It can be super helpful to designate one space for daily work, wherever that space may be, but it’s also a relief for those in this situation (me included!) to have the ability to move around if one spot isn’t working for you. Stand at your kitchen counter for a bit, pop out onto your balcony or into your backyard, settle in on your couch for an hour or two, the possibilities are endless—just make sure that you’re able to focus on what you’re doing, rather than getting sidetracked with distractions.
If a small desk will work:
A small desk can be oh so chic, but you still have to be strategic about where you set that sucker up and how you make it work best for you. A small desk likely won’t have many (or any) drawers, so maybe you need a small portable filing situation to help you keep documents in check, but can also be tucked away when you don’t need it. A container for pens, pencils, markers, scissors, or anything else you might need to reach for during the day means everything is close when you need it.

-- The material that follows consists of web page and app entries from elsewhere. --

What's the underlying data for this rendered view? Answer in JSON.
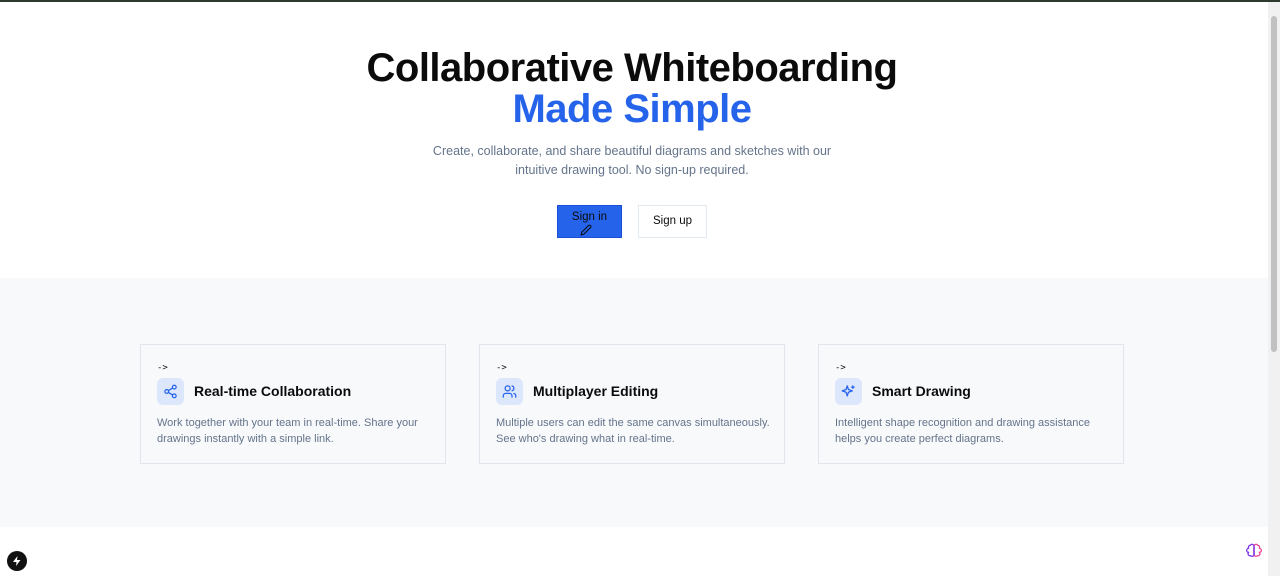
{
  "hero": {
    "title_line1": "Collaborative Whiteboarding",
    "title_line2": "Made Simple",
    "subtitle": "Create, collaborate, and share beautiful diagrams and sketches with our intuitive drawing tool. No sign-up required.",
    "signin_label": "Sign in",
    "signup_label": "Sign up"
  },
  "features": [
    {
      "marker": "->",
      "icon": "share-icon",
      "title": "Real-time Collaboration",
      "description": "Work together with your team in real-time. Share your drawings instantly with a simple link."
    },
    {
      "marker": "->",
      "icon": "users-icon",
      "title": "Multiplayer Editing",
      "description": "Multiple users can edit the same canvas simultaneously. See who's drawing what in real-time."
    },
    {
      "marker": "->",
      "icon": "sparkles-icon",
      "title": "Smart Drawing",
      "description": "Intelligent shape recognition and drawing assistance helps you create perfect diagrams."
    }
  ],
  "colors": {
    "accent": "#2563eb",
    "muted_text": "#64748b",
    "section_bg": "#f8f9fb"
  }
}
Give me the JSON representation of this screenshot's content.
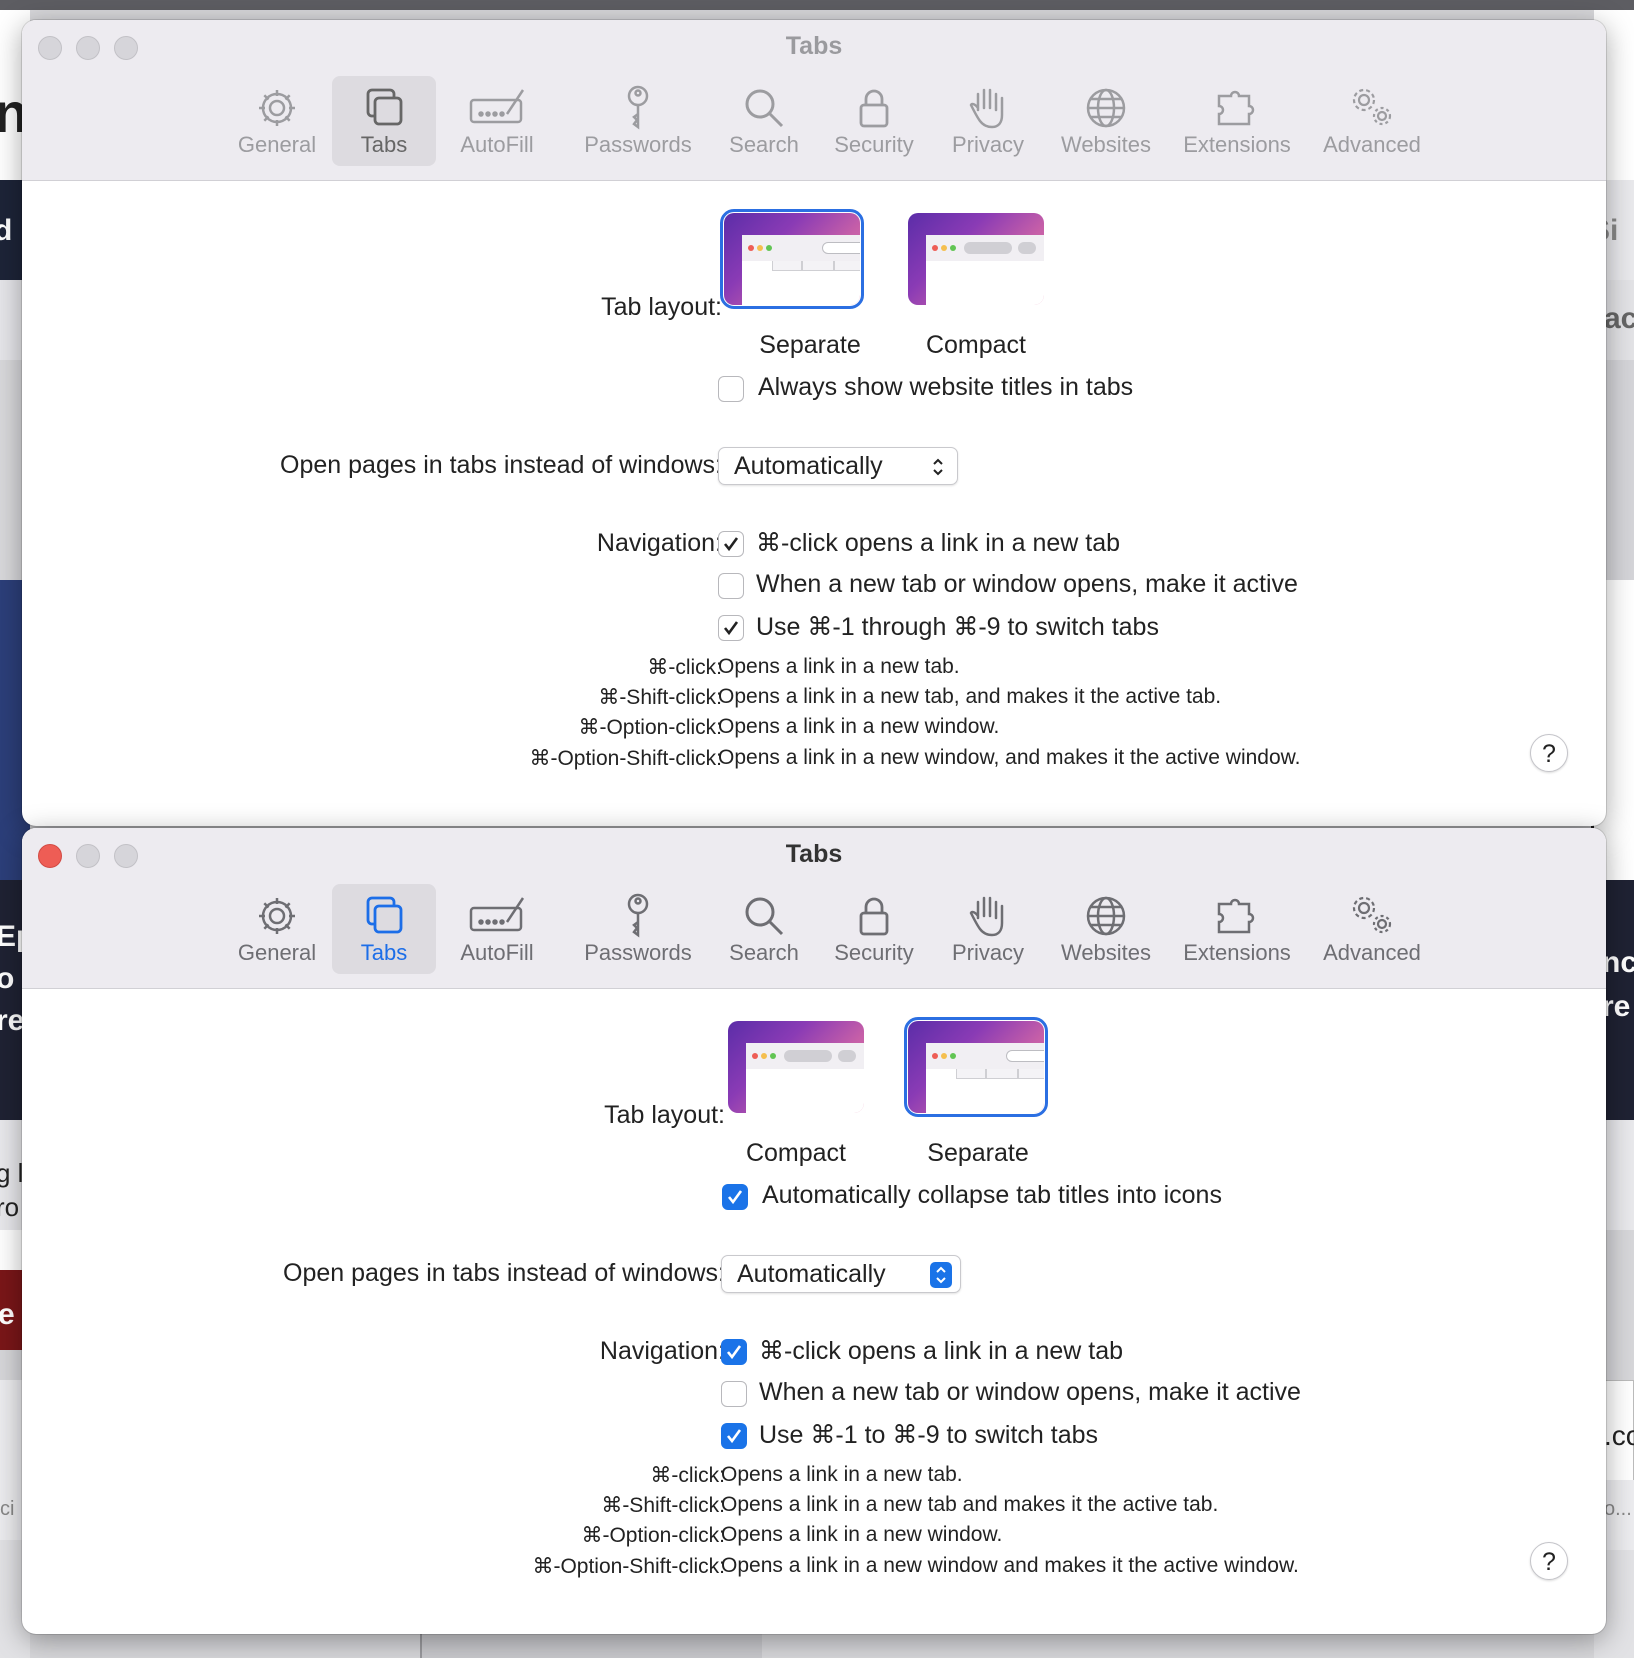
{
  "background": {
    "fragments": [
      "n",
      "d",
      "Si",
      "ac",
      "Ep",
      "o",
      "re",
      "nc",
      "re",
      "g l",
      "ro",
      "e",
      ".co",
      "ci",
      "o..."
    ]
  },
  "windows": [
    {
      "title": "Tabs",
      "toolbar": [
        "General",
        "Tabs",
        "AutoFill",
        "Passwords",
        "Search",
        "Security",
        "Privacy",
        "Websites",
        "Extensions",
        "Advanced"
      ],
      "tab_layout_label": "Tab layout:",
      "layout_options": [
        "Separate",
        "Compact"
      ],
      "selected_layout": "Separate",
      "layout_checkbox": {
        "label": "Always show website titles in tabs",
        "checked": false
      },
      "open_pages_label": "Open pages in tabs instead of windows:",
      "open_pages_value": "Automatically",
      "navigation_label": "Navigation:",
      "navigation": [
        {
          "label": "⌘-click opens a link in a new tab",
          "checked": true
        },
        {
          "label": "When a new tab or window opens, make it active",
          "checked": false
        },
        {
          "label": "Use ⌘-1 through ⌘-9 to switch tabs",
          "checked": true
        }
      ],
      "shortcuts": [
        {
          "key": "⌘-click:",
          "desc": "Opens a link in a new tab."
        },
        {
          "key": "⌘-Shift-click:",
          "desc": "Opens a link in a new tab, and makes it the active tab."
        },
        {
          "key": "⌘-Option-click:",
          "desc": "Opens a link in a new window."
        },
        {
          "key": "⌘-Option-Shift-click:",
          "desc": "Opens a link in a new window, and makes it the active window."
        }
      ],
      "help": "?"
    },
    {
      "title": "Tabs",
      "toolbar": [
        "General",
        "Tabs",
        "AutoFill",
        "Passwords",
        "Search",
        "Security",
        "Privacy",
        "Websites",
        "Extensions",
        "Advanced"
      ],
      "tab_layout_label": "Tab layout:",
      "layout_options": [
        "Compact",
        "Separate"
      ],
      "selected_layout": "Separate",
      "layout_checkbox": {
        "label": "Automatically collapse tab titles into icons",
        "checked": true
      },
      "open_pages_label": "Open pages in tabs instead of windows:",
      "open_pages_value": "Automatically",
      "navigation_label": "Navigation:",
      "navigation": [
        {
          "label": "⌘-click opens a link in a new tab",
          "checked": true
        },
        {
          "label": "When a new tab or window opens, make it active",
          "checked": false
        },
        {
          "label": "Use ⌘-1 to ⌘-9 to switch tabs",
          "checked": true
        }
      ],
      "shortcuts": [
        {
          "key": "⌘-click:",
          "desc": "Opens a link in a new tab."
        },
        {
          "key": "⌘-Shift-click:",
          "desc": "Opens a link in a new tab and makes it the active tab."
        },
        {
          "key": "⌘-Option-click:",
          "desc": "Opens a link in a new window."
        },
        {
          "key": "⌘-Option-Shift-click:",
          "desc": "Opens a link in a new window and makes it the active window."
        }
      ],
      "help": "?"
    }
  ],
  "colors": {
    "accent": "#1a73e8",
    "close_red": "#ee5d55",
    "titlebar": "#edebf0"
  }
}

If you’re able to carve out a real office space—like, say, a large closet or nook that you don’t really need—that can be helpful, but even if you can’t, try to make your “office space” feel separate from your bedroom, living room, or kitchen. It’ll help with your mindset while you’re working—and while you’re not. Still, just because you’re trying to differentiate between your work space and your living space, that doesn’t mean that it has to stick out. Choose a desk that fits the vibe of the rest of your furniture in that room. If you’ve got a minimalist neutral theme going on, stick with it, unless you’re trying to make your desk stand out. Select supplies and decor that flow with your space (which means, don’t make it look like your company-issued cubicle at work). It might sound silly, but working from home is so much more enjoyable when you’re not hating the space where you’re working.
If you’ve got the space for a full home office:
If you have the space for a complete office set up, you’re really living the life. Spring for the desk that makes your home work life easier. Make sure you have designated spaces for organizing, whether it’s files, notepads, inspiration, fabric, products—whatever it is that you personally use while working. Get a good chair that will keep you comfortable during the day, but is still supportive while you work. Make sure the spot is well-lit—if it’s not, you’ll need a lamp. After that, it’s about decorating your space to make it a welcoming and enjoyable work space for you. After all, you’ll spend hours there each day. Add a plant, a chair, a rug, some artwork… you get the idea.